Obama probably won’t announce his choice to head up the Federal Reserve for another couple of months yet.
But the speculation and chatter is already getting very loud about who might replace Ben Bernanke (assuming Bernanke doesn’t get re-appointed).
Multiple reports indicate that the two frontrunners are Janet Yellen (currently the Fed Vice-Chair) and the economist Larry Summers, who has held many positions, and who has been close to this White House, and who has a long history in Washington.
Among economists and Wall Street types, Yellen is seen as the front runner.
Among DC political chatterati types, Summer is viewed as the favourite. Ezra Klein of Wonkblog — who usually doesn’t do much gossipy reporting — said last week that Summers was the favourite.

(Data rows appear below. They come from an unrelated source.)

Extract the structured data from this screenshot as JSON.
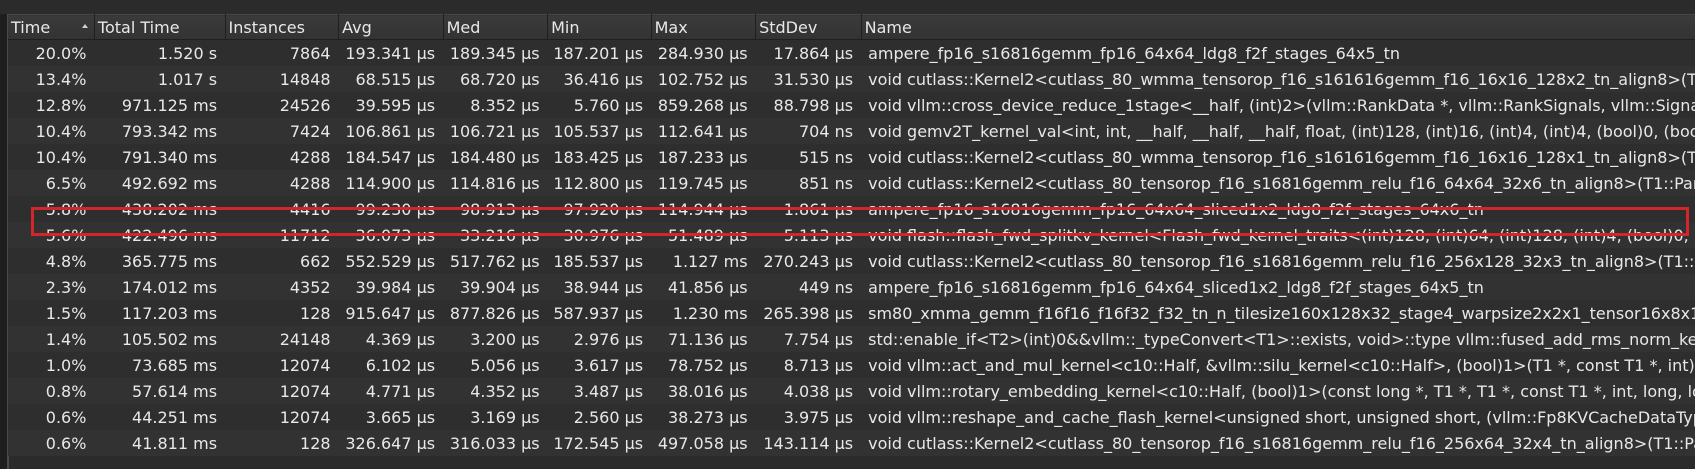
{
  "columns": {
    "time": "Time",
    "total_time": "Total Time",
    "instances": "Instances",
    "avg": "Avg",
    "med": "Med",
    "min": "Min",
    "max": "Max",
    "stddev": "StdDev",
    "name": "Name"
  },
  "sort": {
    "column": "Time",
    "direction": "ascending-indicator"
  },
  "rows": [
    {
      "time": "20.0%",
      "total": "1.520 s",
      "instances": "7864",
      "avg": "193.341 µs",
      "med": "189.345 µs",
      "min": "187.201 µs",
      "max": "284.930 µs",
      "std": "17.864 µs",
      "name": "ampere_fp16_s16816gemm_fp16_64x64_ldg8_f2f_stages_64x5_tn"
    },
    {
      "time": "13.4%",
      "total": "1.017 s",
      "instances": "14848",
      "avg": "68.515 µs",
      "med": "68.720 µs",
      "min": "36.416 µs",
      "max": "102.752 µs",
      "std": "31.530 µs",
      "name": "void cutlass::Kernel2<cutlass_80_wmma_tensorop_f16_s161616gemm_f16_16x16_128x2_tn_align8>(T"
    },
    {
      "time": "12.8%",
      "total": "971.125 ms",
      "instances": "24526",
      "avg": "39.595 µs",
      "med": "8.352 µs",
      "min": "5.760 µs",
      "max": "859.268 µs",
      "std": "88.798 µs",
      "name": "void vllm::cross_device_reduce_1stage<__half, (int)2>(vllm::RankData *, vllm::RankSignals, vllm::Signa"
    },
    {
      "time": "10.4%",
      "total": "793.342 ms",
      "instances": "7424",
      "avg": "106.861 µs",
      "med": "106.721 µs",
      "min": "105.537 µs",
      "max": "112.641 µs",
      "std": "704 ns",
      "name": "void gemv2T_kernel_val<int, int, __half, __half, __half, float, (int)128, (int)16, (int)4, (int)4, (bool)0, (boo"
    },
    {
      "time": "10.4%",
      "total": "791.340 ms",
      "instances": "4288",
      "avg": "184.547 µs",
      "med": "184.480 µs",
      "min": "183.425 µs",
      "max": "187.233 µs",
      "std": "515 ns",
      "name": "void cutlass::Kernel2<cutlass_80_wmma_tensorop_f16_s161616gemm_f16_16x16_128x1_tn_align8>(T"
    },
    {
      "time": "6.5%",
      "total": "492.692 ms",
      "instances": "4288",
      "avg": "114.900 µs",
      "med": "114.816 µs",
      "min": "112.800 µs",
      "max": "119.745 µs",
      "std": "851 ns",
      "name": "void cutlass::Kernel2<cutlass_80_tensorop_f16_s16816gemm_relu_f16_64x64_32x6_tn_align8>(T1::Par"
    },
    {
      "time": "5.8%",
      "total": "438.202 ms",
      "instances": "4416",
      "avg": "99.230 µs",
      "med": "98.913 µs",
      "min": "97.920 µs",
      "max": "114.944 µs",
      "std": "1.861 µs",
      "name": "ampere_fp16_s16816gemm_fp16_64x64_sliced1x2_ldg8_f2f_stages_64x6_tn"
    },
    {
      "time": "5.6%",
      "total": "422.496 ms",
      "instances": "11712",
      "avg": "36.073 µs",
      "med": "33.216 µs",
      "min": "30.976 µs",
      "max": "51.489 µs",
      "std": "5.113 µs",
      "name": "void flash::flash_fwd_splitkv_kernel<Flash_fwd_kernel_traits<(int)128, (int)64, (int)128, (int)4, (bool)0, (b"
    },
    {
      "time": "4.8%",
      "total": "365.775 ms",
      "instances": "662",
      "avg": "552.529 µs",
      "med": "517.762 µs",
      "min": "185.537 µs",
      "max": "1.127 ms",
      "std": "270.243 µs",
      "name": "void cutlass::Kernel2<cutlass_80_tensorop_f16_s16816gemm_relu_f16_256x128_32x3_tn_align8>(T1::P"
    },
    {
      "time": "2.3%",
      "total": "174.012 ms",
      "instances": "4352",
      "avg": "39.984 µs",
      "med": "39.904 µs",
      "min": "38.944 µs",
      "max": "41.856 µs",
      "std": "449 ns",
      "name": "ampere_fp16_s16816gemm_fp16_64x64_sliced1x2_ldg8_f2f_stages_64x5_tn"
    },
    {
      "time": "1.5%",
      "total": "117.203 ms",
      "instances": "128",
      "avg": "915.647 µs",
      "med": "877.826 µs",
      "min": "587.937 µs",
      "max": "1.230 ms",
      "std": "265.398 µs",
      "name": "sm80_xmma_gemm_f16f16_f16f32_f32_tn_n_tilesize160x128x32_stage4_warpsize2x2x1_tensor16x8x1"
    },
    {
      "time": "1.4%",
      "total": "105.502 ms",
      "instances": "24148",
      "avg": "4.369 µs",
      "med": "3.200 µs",
      "min": "2.976 µs",
      "max": "71.136 µs",
      "std": "7.754 µs",
      "name": "std::enable_if<T2>(int)0&&vllm::_typeConvert<T1>::exists, void>::type vllm::fused_add_rms_norm_ke"
    },
    {
      "time": "1.0%",
      "total": "73.685 ms",
      "instances": "12074",
      "avg": "6.102 µs",
      "med": "5.056 µs",
      "min": "3.617 µs",
      "max": "78.752 µs",
      "std": "8.713 µs",
      "name": "void vllm::act_and_mul_kernel<c10::Half, &vllm::silu_kernel<c10::Half>, (bool)1>(T1 *, const T1 *, int)"
    },
    {
      "time": "0.8%",
      "total": "57.614 ms",
      "instances": "12074",
      "avg": "4.771 µs",
      "med": "4.352 µs",
      "min": "3.487 µs",
      "max": "38.016 µs",
      "std": "4.038 µs",
      "name": "void vllm::rotary_embedding_kernel<c10::Half, (bool)1>(const long *, T1 *, T1 *, const T1 *, int, long, lo"
    },
    {
      "time": "0.6%",
      "total": "44.251 ms",
      "instances": "12074",
      "avg": "3.665 µs",
      "med": "3.169 µs",
      "min": "2.560 µs",
      "max": "38.273 µs",
      "std": "3.975 µs",
      "name": "void vllm::reshape_and_cache_flash_kernel<unsigned short, unsigned short, (vllm::Fp8KVCacheDataTyp"
    },
    {
      "time": "0.6%",
      "total": "41.811 ms",
      "instances": "128",
      "avg": "326.647 µs",
      "med": "316.033 µs",
      "min": "172.545 µs",
      "max": "497.058 µs",
      "std": "143.114 µs",
      "name": "void cutlass::Kernel2<cutlass_80_tensorop_f16_s16816gemm_relu_f16_256x64_32x4_tn_align8>(T1::Pa"
    }
  ],
  "highlighted_row_index": 7,
  "colors": {
    "background": "#2b2b2b",
    "header": "#363636",
    "text": "#e8e8e8",
    "highlight_border": "#d1262b"
  }
}
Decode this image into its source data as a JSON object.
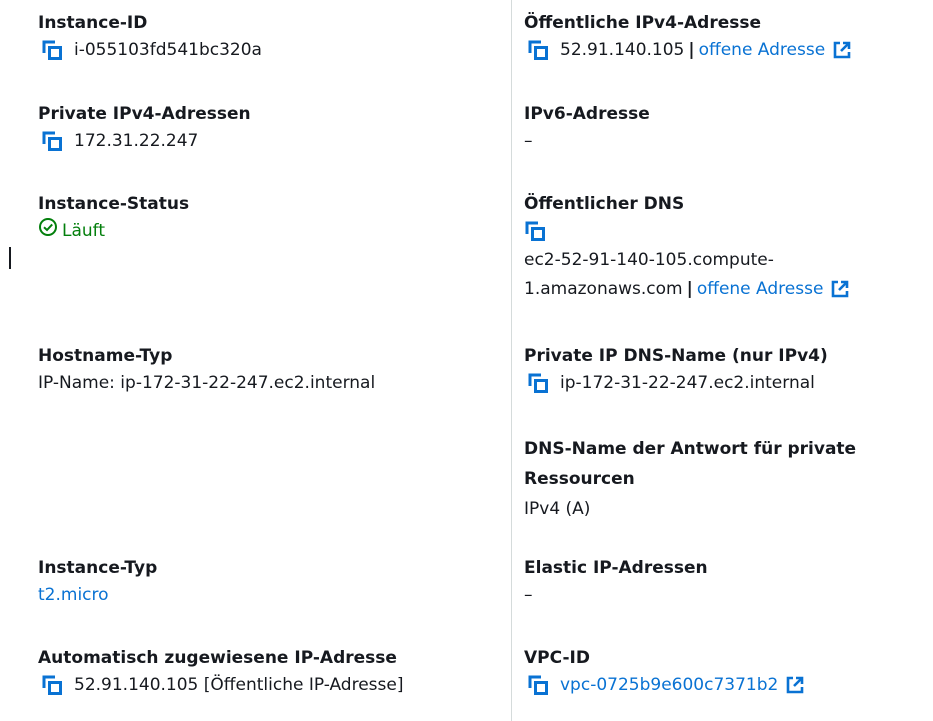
{
  "colors": {
    "link": "#0972d3",
    "success": "#037f0c",
    "text": "#16191f",
    "divider": "#d5dbdb"
  },
  "icons": {
    "copy": "copy-icon",
    "external": "external-link-icon",
    "status": "status-check-icon"
  },
  "left": {
    "instance_id": {
      "label": "Instance-ID",
      "value": "i-055103fd541bc320a"
    },
    "private_ipv4": {
      "label": "Private IPv4-Adressen",
      "value": "172.31.22.247"
    },
    "instance_status": {
      "label": "Instance-Status",
      "value": "Läuft"
    },
    "hostname_type": {
      "label": "Hostname-Typ",
      "value": "IP-Name: ip-172-31-22-247.ec2.internal"
    },
    "instance_type": {
      "label": "Instance-Typ",
      "value": "t2.micro"
    },
    "auto_ip": {
      "label": "Automatisch zugewiesene IP-Adresse",
      "value": "52.91.140.105 [Öffentliche IP-Adresse]"
    }
  },
  "right": {
    "public_ipv4": {
      "label": "Öffentliche IPv4-Adresse",
      "value": "52.91.140.105",
      "separator": "|",
      "link": "offene Adresse"
    },
    "ipv6": {
      "label": "IPv6-Adresse",
      "value": "–"
    },
    "public_dns": {
      "label": "Öffentlicher DNS",
      "value_line1": "ec2-52-91-140-105.compute-",
      "value_line2": "1.amazonaws.com",
      "separator": "|",
      "link": "offene Adresse"
    },
    "private_dns": {
      "label": "Private IP DNS-Name (nur IPv4)",
      "value": "ip-172-31-22-247.ec2.internal"
    },
    "dns_answer": {
      "label_line1": "DNS-Name der Antwort für private",
      "label_line2": "Ressourcen",
      "value": "IPv4 (A)"
    },
    "elastic_ip": {
      "label": "Elastic IP-Adressen",
      "value": "–"
    },
    "vpc": {
      "label": "VPC-ID",
      "link": "vpc-0725b9e600c7371b2"
    }
  }
}
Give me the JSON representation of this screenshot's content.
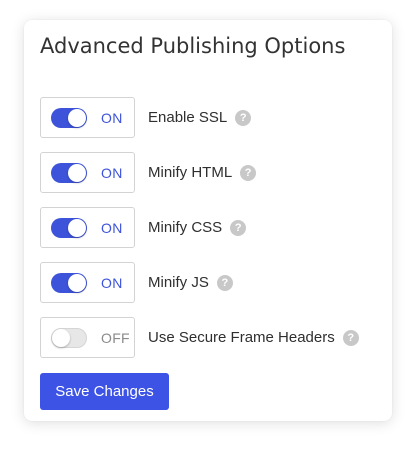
{
  "panel": {
    "title": "Advanced Publishing Options"
  },
  "colors": {
    "accent": "#3d53d9",
    "off_track": "#e7e7e7",
    "help_icon": "#c8c8c8"
  },
  "options": [
    {
      "label": "Enable SSL",
      "state": "ON",
      "enabled": true,
      "icon": "help-icon"
    },
    {
      "label": "Minify HTML",
      "state": "ON",
      "enabled": true,
      "icon": "help-icon"
    },
    {
      "label": "Minify CSS",
      "state": "ON",
      "enabled": true,
      "icon": "help-icon"
    },
    {
      "label": "Minify JS",
      "state": "ON",
      "enabled": true,
      "icon": "help-icon"
    },
    {
      "label": "Use Secure Frame Headers",
      "state": "OFF",
      "enabled": false,
      "icon": "help-icon"
    }
  ],
  "help_glyph": "?",
  "actions": {
    "save_label": "Save Changes"
  }
}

In an interview with the New York Times, Obama gave his clearest comments yet about what he’s looking for in the role.
…what I’m looking for is somebody who understands the Fed has a dual mandate, that that’s not just lip service; that it is very important to keep inflation in check, to keep our dollar sound, and to ensure stability in the markets. But the idea is not just to promote those things in the abstract. The idea is to promote those things in service of the lives of ordinary Americans getting better.
And when unemployment is still too high, and long-term unemployment is still too high, and there’s still weak demand in a lot of industries, I want a Fed chairman that can step back and look at that objectively and say, let’s make sure that we’re growing the economy, but let’s also keep an eye on inflation, and if it starts heating up, if the markets start frothing up, let’s make sure that we’re not creating new bubbles.
OK, so we said Obama’s comments were his “clearest” but that doesn’t mean they’re clear.
Still, if you really want to do some word parsing (and that is what Fed Kremlinology is all about), then there might be some clues here.
UC Berkely econ grad student Carola Binder makes the case that this sounds Summers-esque. For one thing, even though he talks about the “dual mandate” he’s also talking a lot about inflation and bubbles, which indicates someone of, perhaps, a more hawkish persuasion (i.e., not Yellen). Furthermore, the idea that monetary policy is a good tool for fighting bubbles doesn’t sound like a continuation of Bernanke’s approach (again, perhaps not good for Yellen).
Of course, this is all speculative, and trying to make something out of a few words, because people are interested.
The bigger picture is that Yellen and Summer as viewed as being pretty different, and it could be that the debate about who will lead the Fed becomes a bigger monetary policy issue for markets than the Fed exit itself, at least in the short term.
NOW WATCH: Money & Markets videos
Business Insider Emails & Alerts
Site highlights each day to your inbox.